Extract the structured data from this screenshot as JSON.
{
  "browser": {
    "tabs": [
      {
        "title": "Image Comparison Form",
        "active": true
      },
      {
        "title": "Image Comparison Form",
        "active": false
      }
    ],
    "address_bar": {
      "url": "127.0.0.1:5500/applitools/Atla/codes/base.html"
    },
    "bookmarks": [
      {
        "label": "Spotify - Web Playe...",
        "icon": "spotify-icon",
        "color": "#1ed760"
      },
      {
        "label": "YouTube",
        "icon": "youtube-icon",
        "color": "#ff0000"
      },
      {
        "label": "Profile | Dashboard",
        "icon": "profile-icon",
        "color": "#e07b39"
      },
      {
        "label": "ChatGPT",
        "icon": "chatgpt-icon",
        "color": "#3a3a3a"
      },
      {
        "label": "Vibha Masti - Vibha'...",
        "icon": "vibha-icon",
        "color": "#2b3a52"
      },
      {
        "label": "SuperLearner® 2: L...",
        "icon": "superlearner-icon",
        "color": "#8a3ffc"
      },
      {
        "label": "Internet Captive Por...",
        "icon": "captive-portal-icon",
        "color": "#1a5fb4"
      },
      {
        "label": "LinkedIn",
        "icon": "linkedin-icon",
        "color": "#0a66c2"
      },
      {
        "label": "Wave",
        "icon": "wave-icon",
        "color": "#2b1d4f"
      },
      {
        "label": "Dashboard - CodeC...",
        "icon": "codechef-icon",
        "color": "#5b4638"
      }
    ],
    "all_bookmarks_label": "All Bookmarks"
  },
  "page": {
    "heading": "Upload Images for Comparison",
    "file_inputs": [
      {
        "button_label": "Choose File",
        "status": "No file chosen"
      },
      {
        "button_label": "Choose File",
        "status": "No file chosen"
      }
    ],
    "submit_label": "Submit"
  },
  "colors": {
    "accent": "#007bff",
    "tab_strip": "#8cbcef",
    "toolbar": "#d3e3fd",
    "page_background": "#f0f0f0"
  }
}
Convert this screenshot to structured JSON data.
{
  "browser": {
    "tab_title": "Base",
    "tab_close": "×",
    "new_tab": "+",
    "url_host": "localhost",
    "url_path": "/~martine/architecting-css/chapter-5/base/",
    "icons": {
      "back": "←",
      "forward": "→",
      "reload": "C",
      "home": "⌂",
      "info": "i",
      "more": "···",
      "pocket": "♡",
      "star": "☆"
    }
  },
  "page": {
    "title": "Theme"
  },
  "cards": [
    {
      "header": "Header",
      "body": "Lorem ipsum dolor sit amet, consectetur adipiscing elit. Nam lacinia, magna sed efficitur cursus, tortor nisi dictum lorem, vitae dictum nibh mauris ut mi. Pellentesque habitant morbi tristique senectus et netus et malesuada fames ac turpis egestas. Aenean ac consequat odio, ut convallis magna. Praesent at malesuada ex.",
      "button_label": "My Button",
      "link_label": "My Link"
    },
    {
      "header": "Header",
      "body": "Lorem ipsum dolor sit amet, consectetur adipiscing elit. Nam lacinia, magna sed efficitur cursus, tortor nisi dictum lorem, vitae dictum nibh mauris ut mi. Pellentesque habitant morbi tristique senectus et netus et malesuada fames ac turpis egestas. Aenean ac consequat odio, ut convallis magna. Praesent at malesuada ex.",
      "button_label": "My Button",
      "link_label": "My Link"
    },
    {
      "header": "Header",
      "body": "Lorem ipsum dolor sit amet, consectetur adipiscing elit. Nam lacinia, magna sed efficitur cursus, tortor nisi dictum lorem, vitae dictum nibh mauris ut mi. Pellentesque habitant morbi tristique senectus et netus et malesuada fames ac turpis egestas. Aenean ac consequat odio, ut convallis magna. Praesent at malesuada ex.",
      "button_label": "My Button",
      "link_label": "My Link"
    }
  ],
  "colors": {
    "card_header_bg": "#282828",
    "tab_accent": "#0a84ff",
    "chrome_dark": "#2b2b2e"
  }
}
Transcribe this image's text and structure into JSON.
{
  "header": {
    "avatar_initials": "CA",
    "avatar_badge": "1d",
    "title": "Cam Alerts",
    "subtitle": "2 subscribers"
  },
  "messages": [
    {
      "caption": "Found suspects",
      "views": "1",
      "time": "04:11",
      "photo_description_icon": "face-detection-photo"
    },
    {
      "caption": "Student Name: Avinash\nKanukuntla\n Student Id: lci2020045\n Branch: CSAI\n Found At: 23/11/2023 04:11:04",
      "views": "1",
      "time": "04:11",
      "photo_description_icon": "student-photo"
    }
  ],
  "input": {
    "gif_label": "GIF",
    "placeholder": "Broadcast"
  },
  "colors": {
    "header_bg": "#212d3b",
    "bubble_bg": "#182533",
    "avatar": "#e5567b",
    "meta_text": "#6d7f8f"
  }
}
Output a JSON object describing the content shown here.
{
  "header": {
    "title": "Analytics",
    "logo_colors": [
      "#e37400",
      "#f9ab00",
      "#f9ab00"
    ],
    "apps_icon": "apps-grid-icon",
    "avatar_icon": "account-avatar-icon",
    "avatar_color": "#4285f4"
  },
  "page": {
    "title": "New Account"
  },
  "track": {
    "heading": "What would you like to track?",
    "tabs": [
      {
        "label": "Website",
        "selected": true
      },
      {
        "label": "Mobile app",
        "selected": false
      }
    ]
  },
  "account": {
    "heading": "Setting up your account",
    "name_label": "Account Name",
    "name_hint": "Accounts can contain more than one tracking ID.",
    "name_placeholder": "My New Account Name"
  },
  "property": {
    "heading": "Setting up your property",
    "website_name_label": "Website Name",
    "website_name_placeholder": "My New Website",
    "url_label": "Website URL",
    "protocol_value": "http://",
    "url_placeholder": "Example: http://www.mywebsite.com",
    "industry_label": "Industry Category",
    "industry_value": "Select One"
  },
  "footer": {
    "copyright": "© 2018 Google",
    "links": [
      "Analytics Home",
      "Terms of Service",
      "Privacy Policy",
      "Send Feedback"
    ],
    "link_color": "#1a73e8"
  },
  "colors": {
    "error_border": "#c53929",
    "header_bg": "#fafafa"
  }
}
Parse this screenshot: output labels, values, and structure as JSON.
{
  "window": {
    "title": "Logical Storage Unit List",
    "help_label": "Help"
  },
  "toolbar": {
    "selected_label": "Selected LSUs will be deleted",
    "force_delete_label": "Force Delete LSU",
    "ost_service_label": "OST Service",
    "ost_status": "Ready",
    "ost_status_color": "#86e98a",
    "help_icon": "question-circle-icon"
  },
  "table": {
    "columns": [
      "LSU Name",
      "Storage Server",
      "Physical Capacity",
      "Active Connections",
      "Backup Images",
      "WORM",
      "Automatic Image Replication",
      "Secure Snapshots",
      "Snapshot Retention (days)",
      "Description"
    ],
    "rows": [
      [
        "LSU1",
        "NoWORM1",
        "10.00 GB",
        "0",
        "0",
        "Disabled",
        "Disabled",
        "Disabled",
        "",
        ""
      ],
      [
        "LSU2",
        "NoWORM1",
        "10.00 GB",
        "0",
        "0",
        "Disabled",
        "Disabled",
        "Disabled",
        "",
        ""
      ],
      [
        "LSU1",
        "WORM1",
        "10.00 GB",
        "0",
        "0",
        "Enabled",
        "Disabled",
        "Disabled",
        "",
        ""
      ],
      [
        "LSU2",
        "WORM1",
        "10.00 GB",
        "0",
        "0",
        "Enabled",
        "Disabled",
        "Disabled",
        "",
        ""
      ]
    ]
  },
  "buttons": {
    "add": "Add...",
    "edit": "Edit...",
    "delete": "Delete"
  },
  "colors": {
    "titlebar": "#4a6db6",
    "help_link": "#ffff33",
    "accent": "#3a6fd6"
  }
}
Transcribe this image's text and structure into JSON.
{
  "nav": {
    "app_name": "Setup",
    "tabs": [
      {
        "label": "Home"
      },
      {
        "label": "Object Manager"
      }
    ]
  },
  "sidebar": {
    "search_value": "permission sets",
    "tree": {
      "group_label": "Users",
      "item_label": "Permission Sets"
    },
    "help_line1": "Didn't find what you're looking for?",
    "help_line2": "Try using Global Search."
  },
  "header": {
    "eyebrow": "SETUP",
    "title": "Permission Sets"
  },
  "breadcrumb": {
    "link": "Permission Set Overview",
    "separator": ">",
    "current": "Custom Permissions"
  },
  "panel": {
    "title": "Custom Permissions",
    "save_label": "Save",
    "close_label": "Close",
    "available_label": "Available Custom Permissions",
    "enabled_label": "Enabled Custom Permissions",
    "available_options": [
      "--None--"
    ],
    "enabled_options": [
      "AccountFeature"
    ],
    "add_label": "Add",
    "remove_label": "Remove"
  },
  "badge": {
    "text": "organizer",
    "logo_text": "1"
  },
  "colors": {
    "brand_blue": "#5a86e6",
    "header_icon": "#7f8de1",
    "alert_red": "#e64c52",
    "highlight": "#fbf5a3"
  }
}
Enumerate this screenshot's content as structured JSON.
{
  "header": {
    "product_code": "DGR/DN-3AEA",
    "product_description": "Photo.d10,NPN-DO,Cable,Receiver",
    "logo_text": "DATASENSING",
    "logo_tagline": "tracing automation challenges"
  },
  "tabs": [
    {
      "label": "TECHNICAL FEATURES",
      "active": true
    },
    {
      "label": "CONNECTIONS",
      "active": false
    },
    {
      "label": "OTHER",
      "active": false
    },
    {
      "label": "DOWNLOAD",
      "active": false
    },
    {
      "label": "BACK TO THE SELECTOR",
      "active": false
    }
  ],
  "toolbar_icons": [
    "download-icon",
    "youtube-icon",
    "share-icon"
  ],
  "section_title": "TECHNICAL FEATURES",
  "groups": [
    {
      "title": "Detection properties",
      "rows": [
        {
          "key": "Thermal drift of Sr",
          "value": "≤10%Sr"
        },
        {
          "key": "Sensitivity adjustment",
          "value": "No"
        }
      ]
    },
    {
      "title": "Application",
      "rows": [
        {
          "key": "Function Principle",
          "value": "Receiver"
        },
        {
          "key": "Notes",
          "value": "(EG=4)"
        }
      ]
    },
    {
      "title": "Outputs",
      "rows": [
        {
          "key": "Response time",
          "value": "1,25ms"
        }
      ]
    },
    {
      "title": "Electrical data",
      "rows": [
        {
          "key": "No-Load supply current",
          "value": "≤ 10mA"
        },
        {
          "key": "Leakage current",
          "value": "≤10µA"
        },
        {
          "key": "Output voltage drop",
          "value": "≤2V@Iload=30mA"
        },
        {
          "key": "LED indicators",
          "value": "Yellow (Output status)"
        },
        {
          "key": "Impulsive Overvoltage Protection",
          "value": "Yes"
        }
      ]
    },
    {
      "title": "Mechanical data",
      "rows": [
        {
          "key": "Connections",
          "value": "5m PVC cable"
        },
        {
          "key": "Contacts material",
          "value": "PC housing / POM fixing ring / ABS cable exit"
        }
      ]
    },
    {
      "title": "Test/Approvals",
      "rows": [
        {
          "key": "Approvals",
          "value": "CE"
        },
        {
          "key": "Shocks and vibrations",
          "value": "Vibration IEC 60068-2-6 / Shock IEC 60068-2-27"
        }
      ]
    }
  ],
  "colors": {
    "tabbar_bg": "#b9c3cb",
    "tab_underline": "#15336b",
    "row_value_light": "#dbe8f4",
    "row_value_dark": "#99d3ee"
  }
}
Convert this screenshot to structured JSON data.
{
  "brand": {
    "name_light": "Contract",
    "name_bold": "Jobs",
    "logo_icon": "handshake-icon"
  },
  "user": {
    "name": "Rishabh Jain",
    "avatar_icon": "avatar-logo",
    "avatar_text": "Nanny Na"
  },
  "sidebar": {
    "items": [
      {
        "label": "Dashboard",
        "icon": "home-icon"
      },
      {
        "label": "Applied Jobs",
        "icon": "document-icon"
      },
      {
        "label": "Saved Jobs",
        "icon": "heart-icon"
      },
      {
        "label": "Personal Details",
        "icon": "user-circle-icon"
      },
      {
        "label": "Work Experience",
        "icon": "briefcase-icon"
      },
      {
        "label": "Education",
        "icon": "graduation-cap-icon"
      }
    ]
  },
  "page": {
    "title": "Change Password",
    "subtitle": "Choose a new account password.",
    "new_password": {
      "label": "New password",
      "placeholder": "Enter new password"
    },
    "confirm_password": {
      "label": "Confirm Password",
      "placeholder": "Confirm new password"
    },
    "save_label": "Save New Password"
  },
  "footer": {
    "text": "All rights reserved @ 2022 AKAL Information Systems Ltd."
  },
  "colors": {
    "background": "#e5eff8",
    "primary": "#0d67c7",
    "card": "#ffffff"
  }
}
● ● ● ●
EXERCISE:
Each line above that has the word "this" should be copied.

REPLY TO THE EXERCISE:
Extract the structured data from this screenshot as JSON.
Convert this screenshot to structured JSON data.
Transcribe this image's text and structure into JSON.
Parse this screenshot: output labels, values, and structure as JSON.
Transcribe this image's text and structure into JSON.
Enumerate this screenshot's content as structured JSON.
Convert this screenshot to structured JSON data.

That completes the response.